**Excerpts from a dataset**
------------

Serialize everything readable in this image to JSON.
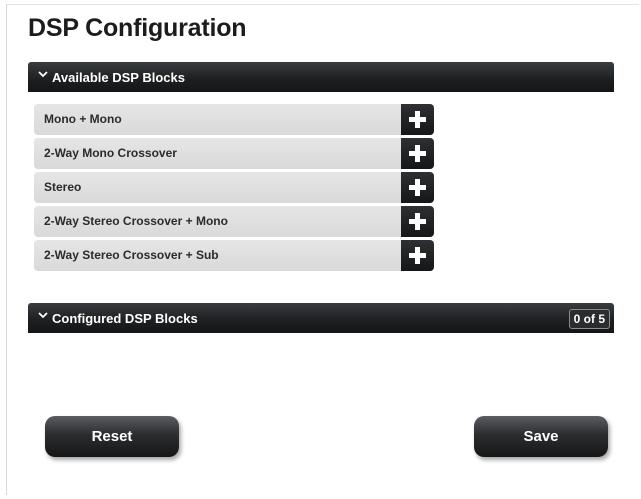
{
  "page": {
    "title": "DSP Configuration"
  },
  "available": {
    "header_label": "Available DSP Blocks",
    "items": [
      {
        "label": "Mono + Mono"
      },
      {
        "label": "2-Way Mono Crossover"
      },
      {
        "label": "Stereo"
      },
      {
        "label": "2-Way Stereo Crossover + Mono"
      },
      {
        "label": "2-Way Stereo Crossover + Sub"
      }
    ]
  },
  "configured": {
    "header_label": "Configured DSP Blocks",
    "count": "0 of 5"
  },
  "actions": {
    "reset_label": "Reset",
    "save_label": "Save"
  },
  "icons": {
    "expand": "chevron-down-icon",
    "add": "plus-icon"
  },
  "colors": {
    "header_bg": "#1e2022",
    "item_bg": "#dcdcdc",
    "button_bg": "#2b2d2f"
  }
}
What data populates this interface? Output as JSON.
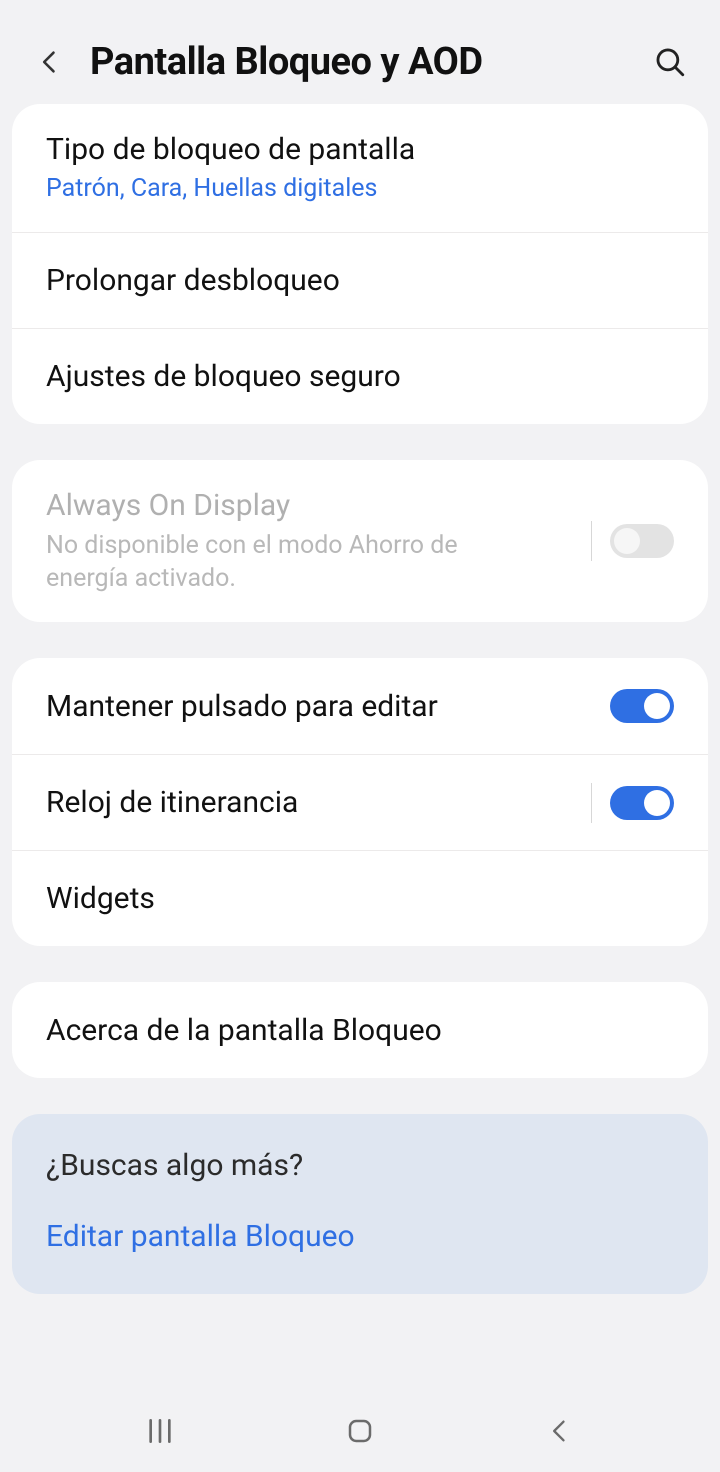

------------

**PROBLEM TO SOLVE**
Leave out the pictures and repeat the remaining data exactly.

**PROBLEM SOLUTION**
Serialize everything readable in this image to JSON.
{
  "page": {
    "title": "DSP Configuration"
  },
  "available": {
    "header_label": "Available DSP Blocks",
    "items": [
      {
        "label": "Mono + Mono"
      },
      {
        "label": "2-Way Mono Crossover"
      },
      {
        "label": "Stereo"
      },
      {
        "label": "2-Way Stereo Crossover + Mono"
      },
      {
        "label": "2-Way Stereo Crossover + Sub"
      }
    ]
  },
  "configured": {
    "header_label": "Configured DSP Blocks",
    "count": "0 of 5"
  },
  "actions": {
    "reset_label": "Reset",
    "save_label": "Save"
  },
  "icons": {
    "expand": "chevron-down-icon",
    "add": "plus-icon"
  },
  "colors": {
    "header_bg": "#1e2022",
    "item_bg": "#dcdcdc",
    "button_bg": "#2b2d2f"
  }
}
What data populates this interface? Output as JSON.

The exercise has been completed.